** Directions **
Scan the material for the word "text" and copy each line where it occurs.

** Source information **
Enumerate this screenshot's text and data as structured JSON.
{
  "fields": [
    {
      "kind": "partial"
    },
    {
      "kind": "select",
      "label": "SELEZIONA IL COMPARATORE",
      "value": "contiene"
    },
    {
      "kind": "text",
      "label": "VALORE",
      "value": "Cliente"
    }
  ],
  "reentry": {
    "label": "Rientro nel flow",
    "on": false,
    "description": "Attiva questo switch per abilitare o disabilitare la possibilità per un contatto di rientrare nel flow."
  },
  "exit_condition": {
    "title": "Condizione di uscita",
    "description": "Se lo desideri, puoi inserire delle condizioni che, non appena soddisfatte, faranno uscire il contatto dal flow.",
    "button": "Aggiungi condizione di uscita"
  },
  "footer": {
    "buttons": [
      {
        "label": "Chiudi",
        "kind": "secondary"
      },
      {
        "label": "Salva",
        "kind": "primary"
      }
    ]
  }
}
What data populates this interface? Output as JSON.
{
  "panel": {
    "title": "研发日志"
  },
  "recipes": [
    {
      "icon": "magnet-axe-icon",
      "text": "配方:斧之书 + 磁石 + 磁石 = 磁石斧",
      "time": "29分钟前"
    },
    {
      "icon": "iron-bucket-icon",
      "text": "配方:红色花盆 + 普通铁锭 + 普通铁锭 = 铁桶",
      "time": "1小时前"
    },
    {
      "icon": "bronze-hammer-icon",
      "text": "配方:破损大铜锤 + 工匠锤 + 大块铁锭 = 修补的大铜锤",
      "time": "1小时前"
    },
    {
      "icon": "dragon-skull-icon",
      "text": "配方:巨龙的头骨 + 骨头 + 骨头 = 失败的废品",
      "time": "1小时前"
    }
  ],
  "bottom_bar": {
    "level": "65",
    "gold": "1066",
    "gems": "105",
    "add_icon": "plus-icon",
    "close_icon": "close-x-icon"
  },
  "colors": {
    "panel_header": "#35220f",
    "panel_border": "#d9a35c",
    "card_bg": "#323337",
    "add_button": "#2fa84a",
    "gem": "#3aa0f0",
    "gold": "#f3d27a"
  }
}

** Answer **
Enumerate this screenshot's text and data as structured JSON.
      "kind": "text",
      "text": "配方:斧之书 + 磁石 + 磁石 = 磁石斧",
      "text": "配方:红色花盆 + 普通铁锭 + 普通铁锭 = 铁桶",
      "text": "配方:破损大铜锤 + 工匠锤 + 大块铁锭 = 修补的大铜锤",
      "text": "配方:巨龙的头骨 + 骨头 + 骨头 = 失败的废品",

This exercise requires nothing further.